  2. Equitable Access to Public Library Construction Aid Program - S.8289B Ritchie/A.10836B Barrett
    This legislation would amend the Public Library Construction Aid law to provide awards of up to 90% of total approved costs for capital projects of libraries located in economically distressed communities; current law provides awards of up to 75% for such projects. This legislation would also make permanent the 75/25 match language and provide a 2025 sunset date for the 90/10 match provision. Currently, the 75/25 match provision requires reauthorization every five years, and is next due to expire in March 2020.
    This bill unanimously passed the Assembly during the final days of session, but failed to make its way to the Senate floor, despite the Senate including the 90/10 amendment in its one-house budget bills. We will continue targeting the Senate in the event the Governor calls them back.
  3. Taxpayer Access to Publicly-Funded Research (TAPR) – S.8731 Ritchie
    This legislation would require any New York State-funded research that is published in peer‐reviewed journals to be made publicly available online after one year. This bill would bring NYS in line with the federal standards employed by the National Institute of Health, and the State of California. This bill has faced concerted opposition for several years, which has intensified.

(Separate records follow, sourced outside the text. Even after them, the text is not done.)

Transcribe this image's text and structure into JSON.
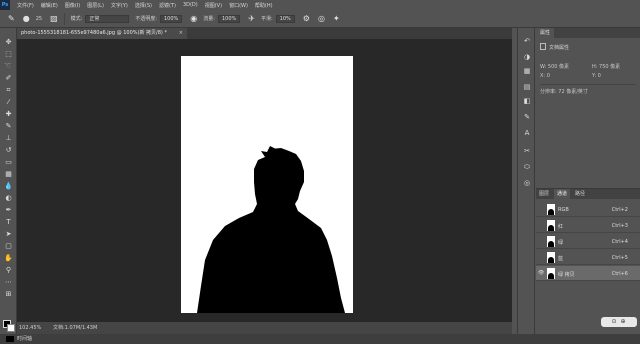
{
  "app": {
    "logo": "Ps"
  },
  "menu": [
    "文件(F)",
    "编辑(E)",
    "图像(I)",
    "图层(L)",
    "文字(Y)",
    "选择(S)",
    "滤镜(T)",
    "3D(D)",
    "视图(V)",
    "窗口(W)",
    "帮助(H)"
  ],
  "options": {
    "brush_size": "25",
    "mode_label": "模式:",
    "mode_value": "正常",
    "opacity_label": "不透明度:",
    "opacity_value": "100%",
    "flow_label": "流量:",
    "flow_value": "100%",
    "smoothing_label": "平滑:",
    "smoothing_value": "10%"
  },
  "document": {
    "tab_title": "photo-1555318181-655e97480a6.jpg @ 100%(新 拷贝/8) *",
    "close_glyph": "×"
  },
  "status": {
    "zoom": "102.45%",
    "doc_size": "文档:1.07M/1.43M"
  },
  "timeline": {
    "label": "时间轴"
  },
  "properties": {
    "tab": "属性",
    "header": "文档属性",
    "width": "W: 500 像素",
    "height": "H: 750 像素",
    "x": "X: 0",
    "y": "Y: 0",
    "resolution": "分辨率: 72 像素/英寸"
  },
  "channels_panel": {
    "tabs": [
      "图层",
      "通道",
      "路径"
    ],
    "active_tab": 1,
    "channels": [
      {
        "name": "RGB",
        "shortcut": "Ctrl+2",
        "visible": false,
        "selected": false
      },
      {
        "name": "红",
        "shortcut": "Ctrl+3",
        "visible": false,
        "selected": false
      },
      {
        "name": "绿",
        "shortcut": "Ctrl+4",
        "visible": false,
        "selected": false
      },
      {
        "name": "蓝",
        "shortcut": "Ctrl+5",
        "visible": false,
        "selected": false
      },
      {
        "name": "绿 拷贝",
        "shortcut": "Ctrl+6",
        "visible": true,
        "selected": true
      }
    ],
    "footer_button": "⊙ ⊕"
  },
  "colors": {
    "foreground": "#000000",
    "background": "#ffffff"
  }
}
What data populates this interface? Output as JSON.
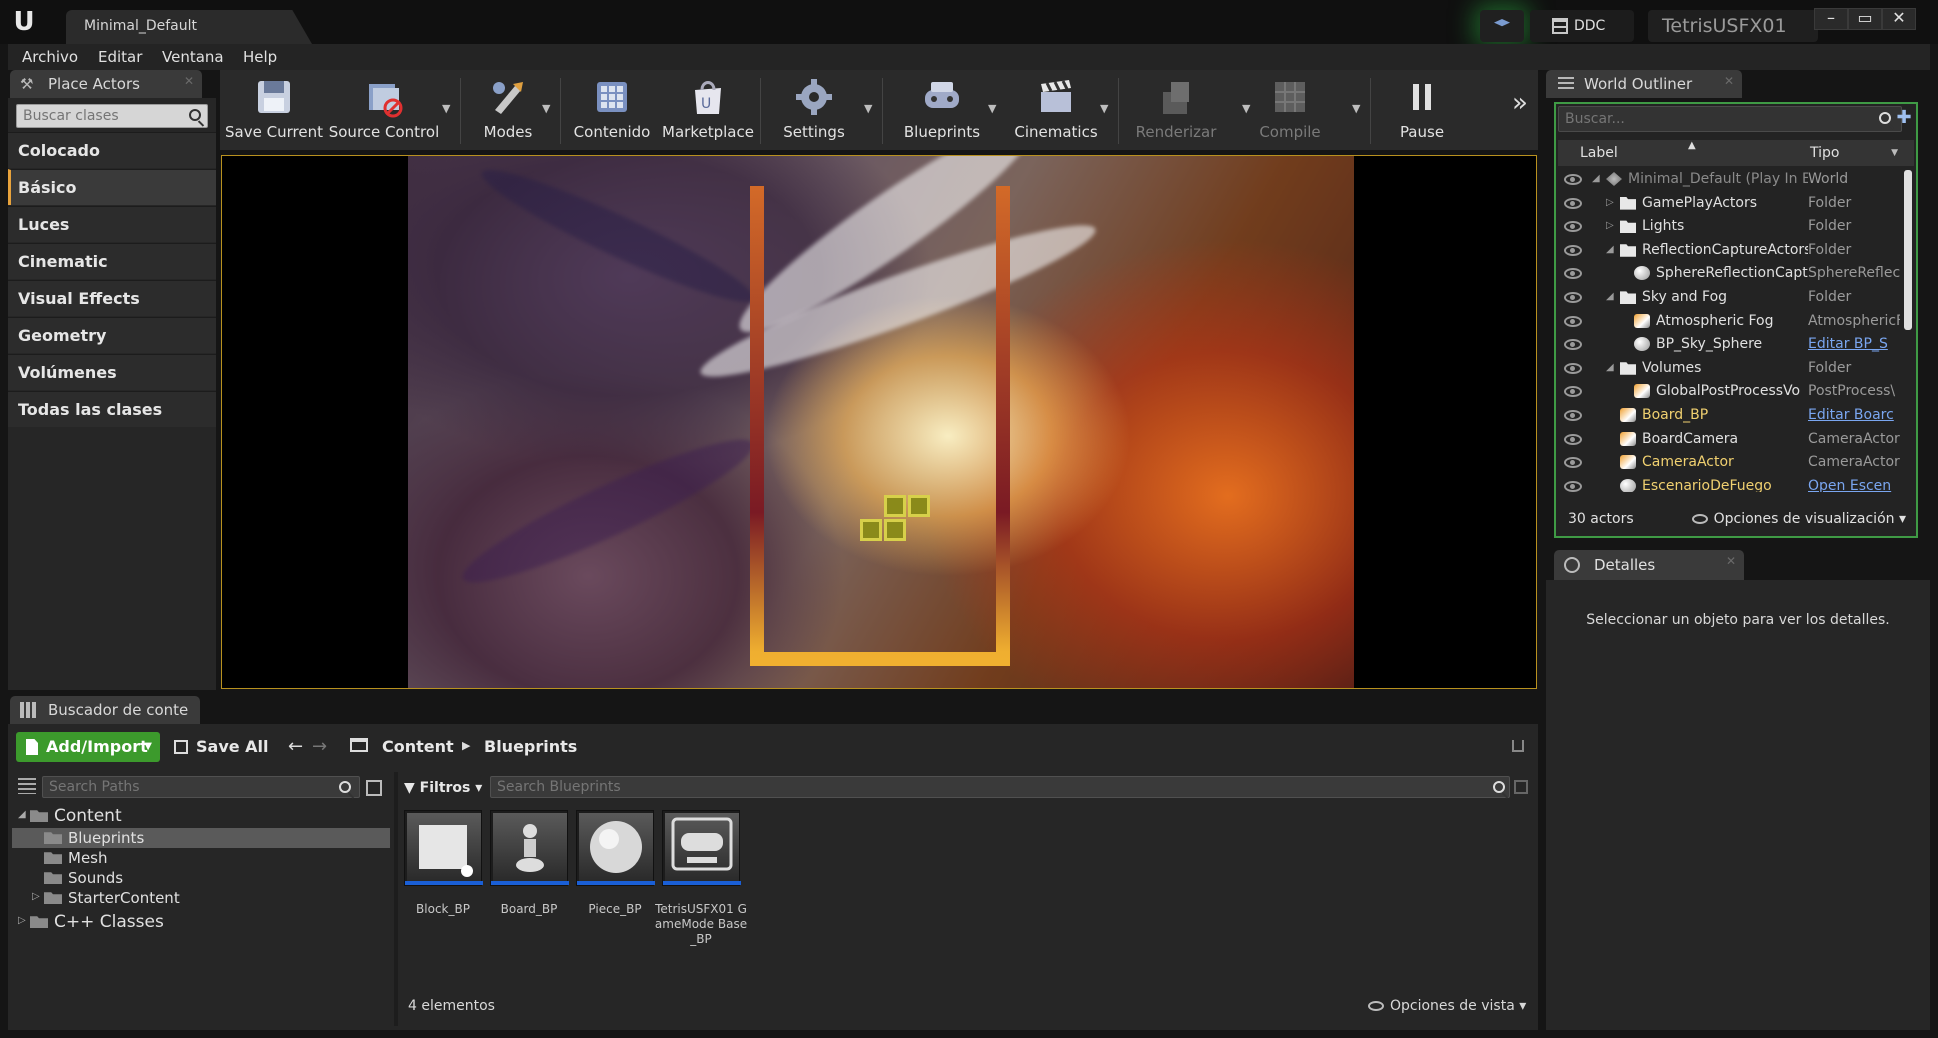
{
  "window": {
    "doc_tab": "Minimal_Default",
    "project_name": "TetrisUSFX01",
    "ddc_label": "DDC",
    "minimize": "–",
    "maximize": "▭",
    "close": "✕"
  },
  "menubar": [
    "Archivo",
    "Editar",
    "Ventana",
    "Help"
  ],
  "place_actors": {
    "tab_label": "Place Actors",
    "search_placeholder": "Buscar clases",
    "categories": [
      "Colocado recientemente",
      "Básico",
      "Luces",
      "Cinematic",
      "Visual Effects",
      "Geometry",
      "Volúmenes",
      "Todas las clases"
    ],
    "active_category": "Básico"
  },
  "toolbar": {
    "buttons": [
      "Save Current",
      "Source Control",
      "Modes",
      "Contenido",
      "Marketplace",
      "Settings",
      "Blueprints",
      "Cinematics",
      "Renderizar",
      "Compile",
      "Pause"
    ],
    "disabled": [
      "Renderizar",
      "Compile"
    ]
  },
  "world_outliner": {
    "tab_label": "World Outliner",
    "search_placeholder": "Buscar...",
    "col_label": "Label",
    "col_type": "Tipo",
    "rows": [
      {
        "label": "Minimal_Default (Play In E",
        "type": "World",
        "indent": 0,
        "icon": "world",
        "expander": "◢",
        "color": "#8a8a8a",
        "link": false
      },
      {
        "label": "GamePlayActors",
        "type": "Folder",
        "indent": 1,
        "icon": "folder",
        "expander": "▷",
        "color": "#e0e0e0",
        "link": false
      },
      {
        "label": "Lights",
        "type": "Folder",
        "indent": 1,
        "icon": "folder",
        "expander": "▷",
        "color": "#e0e0e0",
        "link": false
      },
      {
        "label": "ReflectionCaptureActors",
        "type": "Folder",
        "indent": 1,
        "icon": "folder",
        "expander": "◢",
        "color": "#e0e0e0",
        "link": false
      },
      {
        "label": "SphereReflectionCapt",
        "type": "SphereReflec",
        "indent": 2,
        "icon": "sphere",
        "expander": "",
        "color": "#e0e0e0",
        "link": false
      },
      {
        "label": "Sky and Fog",
        "type": "Folder",
        "indent": 1,
        "icon": "folder",
        "expander": "◢",
        "color": "#e0e0e0",
        "link": false
      },
      {
        "label": "Atmospheric Fog",
        "type": "AtmosphericF",
        "indent": 2,
        "icon": "actor",
        "expander": "",
        "color": "#e0e0e0",
        "link": false
      },
      {
        "label": "BP_Sky_Sphere",
        "type": "Editar BP_S",
        "indent": 2,
        "icon": "sphere",
        "expander": "",
        "color": "#e0e0e0",
        "link": true
      },
      {
        "label": "Volumes",
        "type": "Folder",
        "indent": 1,
        "icon": "folder",
        "expander": "◢",
        "color": "#e0e0e0",
        "link": false
      },
      {
        "label": "GlobalPostProcessVo",
        "type": "PostProcess\\",
        "indent": 2,
        "icon": "actor",
        "expander": "",
        "color": "#e0e0e0",
        "link": false
      },
      {
        "label": "Board_BP",
        "type": "Editar Boarc",
        "indent": 1,
        "icon": "actor",
        "expander": "",
        "color": "#f0d070",
        "link": true
      },
      {
        "label": "BoardCamera",
        "type": "CameraActor",
        "indent": 1,
        "icon": "actor",
        "expander": "",
        "color": "#e0e0e0",
        "link": false
      },
      {
        "label": "CameraActor",
        "type": "CameraActor",
        "indent": 1,
        "icon": "actor",
        "expander": "",
        "color": "#f0d070",
        "link": false
      },
      {
        "label": "EscenarioDeFuego",
        "type": "Open Escen",
        "indent": 1,
        "icon": "sphere",
        "expander": "",
        "color": "#f0d070",
        "link": true
      }
    ],
    "actor_count": "30 actors",
    "view_options": "Opciones de visualización"
  },
  "details": {
    "tab_label": "Detalles",
    "message": "Seleccionar un objeto para ver los detalles."
  },
  "content_browser": {
    "tab_label": "Buscador de conte",
    "add_import": "Add/Import",
    "save_all": "Save All",
    "crumb_root": "Content",
    "crumb_current": "Blueprints",
    "path_search_placeholder": "Search Paths",
    "filters": "Filtros",
    "asset_search_placeholder": "Search Blueprints",
    "tree": [
      {
        "label": "Content",
        "level": 0,
        "expander": "◢",
        "selected": false,
        "big": true
      },
      {
        "label": "Blueprints",
        "level": 1,
        "expander": "",
        "selected": true,
        "big": false
      },
      {
        "label": "Mesh",
        "level": 1,
        "expander": "",
        "selected": false,
        "big": false
      },
      {
        "label": "Sounds",
        "level": 1,
        "expander": "",
        "selected": false,
        "big": false
      },
      {
        "label": "StarterContent",
        "level": 1,
        "expander": "▷",
        "selected": false,
        "big": false
      },
      {
        "label": "C++ Classes",
        "level": 0,
        "expander": "▷",
        "selected": false,
        "big": true
      }
    ],
    "assets": [
      {
        "name": "Block_BP",
        "icon": "cube-icon"
      },
      {
        "name": "Board_BP",
        "icon": "pawn-icon"
      },
      {
        "name": "Piece_BP",
        "icon": "sphere-icon"
      },
      {
        "name": "TetrisUSFX01 GameMode Base_BP",
        "icon": "gamepad-icon"
      }
    ],
    "item_count": "4 elementos",
    "view_options": "Opciones de vista"
  }
}
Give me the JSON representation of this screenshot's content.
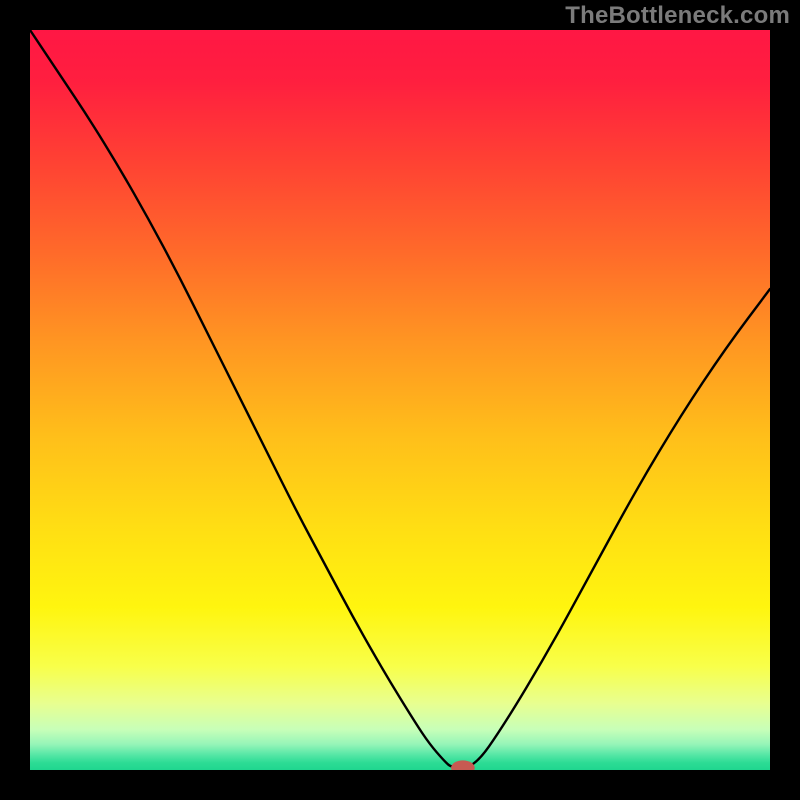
{
  "watermark": "TheBottleneck.com",
  "chart_data": {
    "type": "line",
    "title": "",
    "xlabel": "",
    "ylabel": "",
    "xlim": [
      0,
      100
    ],
    "ylim": [
      0,
      100
    ],
    "grid": false,
    "legend": false,
    "background_gradient_stops": [
      {
        "offset": 0.0,
        "color": "#ff1744"
      },
      {
        "offset": 0.07,
        "color": "#ff1f3f"
      },
      {
        "offset": 0.18,
        "color": "#ff4233"
      },
      {
        "offset": 0.3,
        "color": "#ff6a2a"
      },
      {
        "offset": 0.42,
        "color": "#ff9522"
      },
      {
        "offset": 0.55,
        "color": "#ffbf1a"
      },
      {
        "offset": 0.68,
        "color": "#ffe013"
      },
      {
        "offset": 0.78,
        "color": "#fff50f"
      },
      {
        "offset": 0.86,
        "color": "#f8ff4a"
      },
      {
        "offset": 0.91,
        "color": "#e8ff90"
      },
      {
        "offset": 0.945,
        "color": "#c8ffb8"
      },
      {
        "offset": 0.965,
        "color": "#96f5b8"
      },
      {
        "offset": 0.978,
        "color": "#5ce8a8"
      },
      {
        "offset": 0.99,
        "color": "#2ddc95"
      },
      {
        "offset": 1.0,
        "color": "#1fd68f"
      }
    ],
    "series": [
      {
        "name": "bottleneck-curve",
        "stroke": "#000000",
        "stroke_width": 2.4,
        "x": [
          0,
          4,
          8,
          12,
          16,
          20,
          24,
          28,
          32,
          36,
          40,
          44,
          48,
          52,
          54,
          56,
          57,
          60,
          64,
          70,
          76,
          82,
          88,
          94,
          100
        ],
        "y": [
          100,
          94,
          88,
          81.5,
          74.5,
          67,
          59,
          51,
          43,
          35,
          27.5,
          20,
          13,
          6.5,
          3.5,
          1.2,
          0.3,
          0.3,
          6,
          16,
          27,
          38,
          48,
          57,
          65
        ]
      }
    ],
    "marker": {
      "name": "optimal-point",
      "x": 58.5,
      "y": 0.3,
      "rx": 1.6,
      "ry": 1.0,
      "fill": "#c75a52"
    }
  }
}
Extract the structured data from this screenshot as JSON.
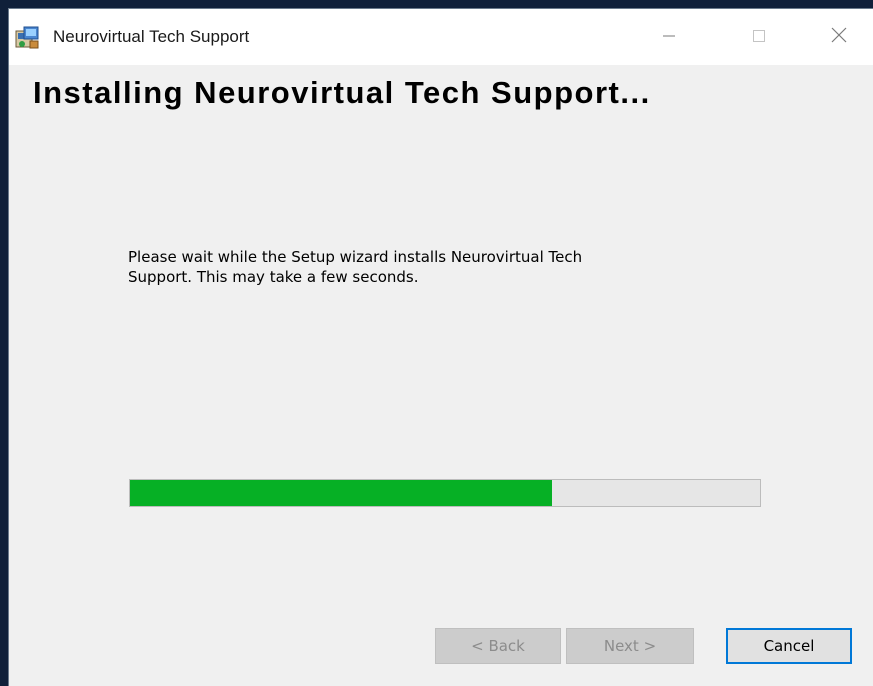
{
  "window": {
    "title": "Neurovirtual Tech Support",
    "app_icon": "installer-icon",
    "controls": {
      "minimize_icon": "minimize-icon",
      "maximize_icon": "maximize-icon",
      "close_icon": "close-icon"
    }
  },
  "header": {
    "title": "Installing Neurovirtual Tech Support..."
  },
  "body": {
    "description_line1": "Please wait while the Setup wizard installs Neurovirtual Tech",
    "description_line2": "Support. This may take a few seconds."
  },
  "progress": {
    "fraction": 0.67,
    "color": "#06b025"
  },
  "buttons": {
    "back_label": "< Back",
    "next_label": "Next >",
    "cancel_label": "Cancel"
  },
  "colors": {
    "accent": "#0078d7",
    "background": "#f0f0f0"
  }
}
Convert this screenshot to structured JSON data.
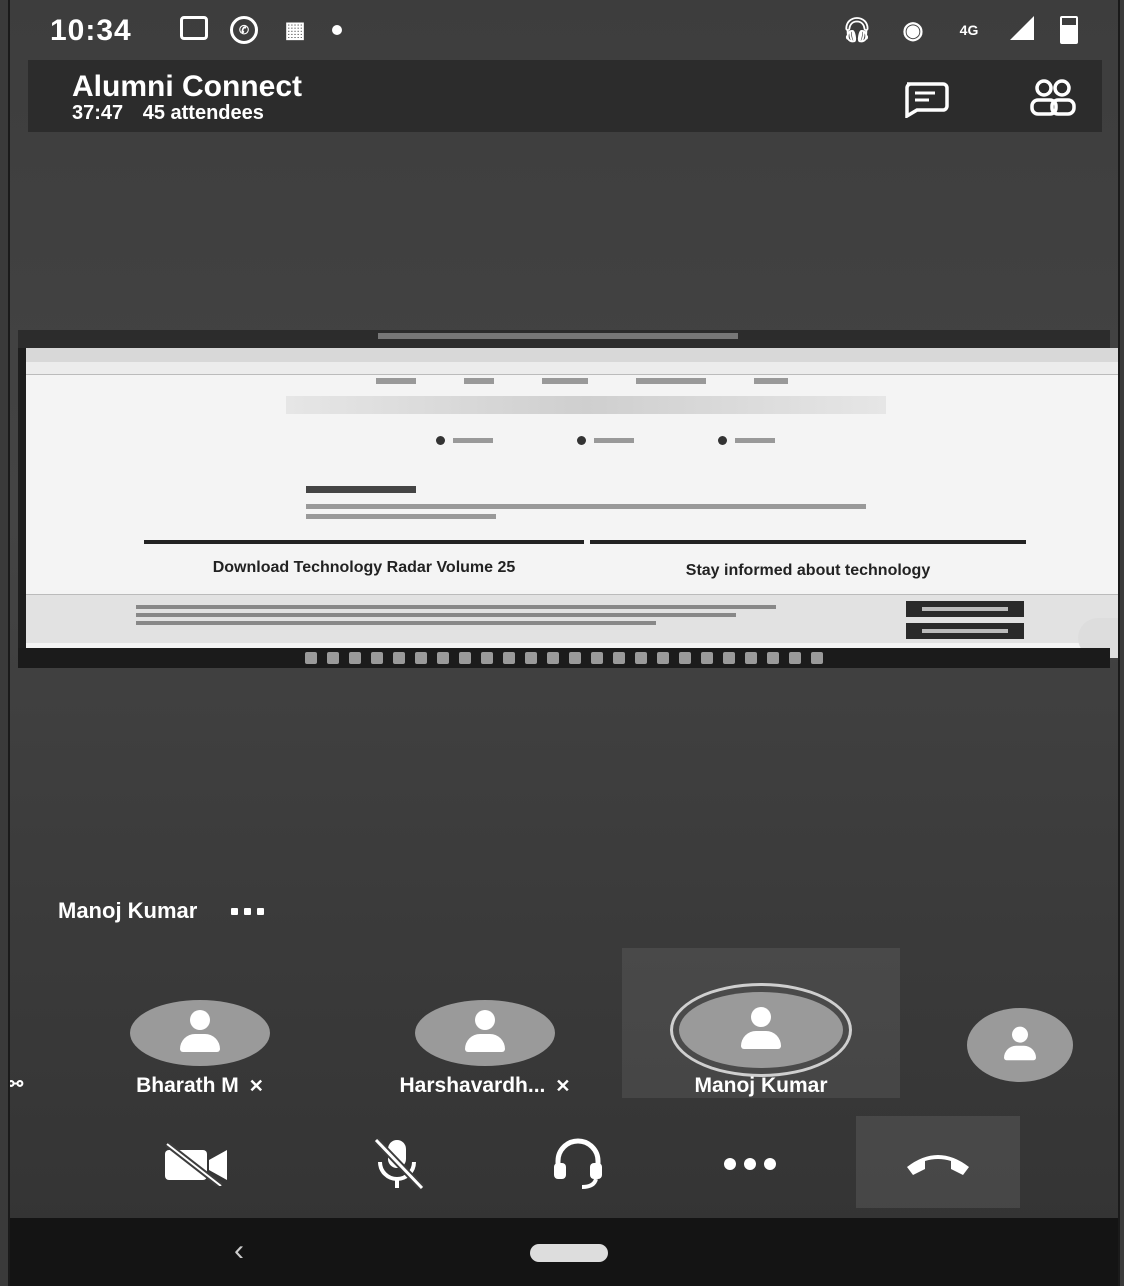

NYLA-Monitored Legislation

During each legislative session, NYLA monitors and works on additional legislation that will impact the library community. This session saw passage of several library-related bills which NYLA supported or opposed to varying degrees.

  1. Centralized Procurement System for Materials & ServicesS.6424A Ritchie / A.7265A Abinanti
    This legislation would authorize the NYS Office of General Services (OGS), in consultation with the State Library, to establish a comprehensive, centralized system to coordinate procurement of books, non-print library materials, and related ancillary services. The legislation explicitly permits SUNY & CUNY to make purchases through the system as an alternative to institutions individually contracting with vendors for print and nonprint materials. This legislation potentially faces opposition from OGS, and its fate is uncertain.
  2. Application of Net Neutrality Principles to ISPsA.8882C Fahy / S.7183C Carlucci
    This legislation would provide the NYS Public Service Commission (PSC) with authority to monitor the practices of ISPs, and restricts state and municipal entities – including libraries - from contracting for broadband internet service with ISPs which have not been certified by the PSC as being in compliance with Net Neutrality principles. This legislation passed the Assembly largely along party lines but failed to make it out of committee in the Senate. Governor Cuomo issued a related in January, though it does not extend to libraries.
  3. Prohibits Smoking Within 100ft of Library Entrances/ExitsS.169B Rivera / A.330B Dinowitz
    This legislation prohibits smoking (including “vaping” & “e-cigarettes”) within 100 feet of the entrances, exits or outdoor areas of any public or association library, and requires the posting of signage to that effect. This bill has passed both houses and is waiting to be sent to the Governor; we expect this will become law, and it will take effect 180 days after its signed. Public libraries have been a glaring omission from the long list of places in which smoking is prohibited, particularly after elementary and secondary schools were added in 2012.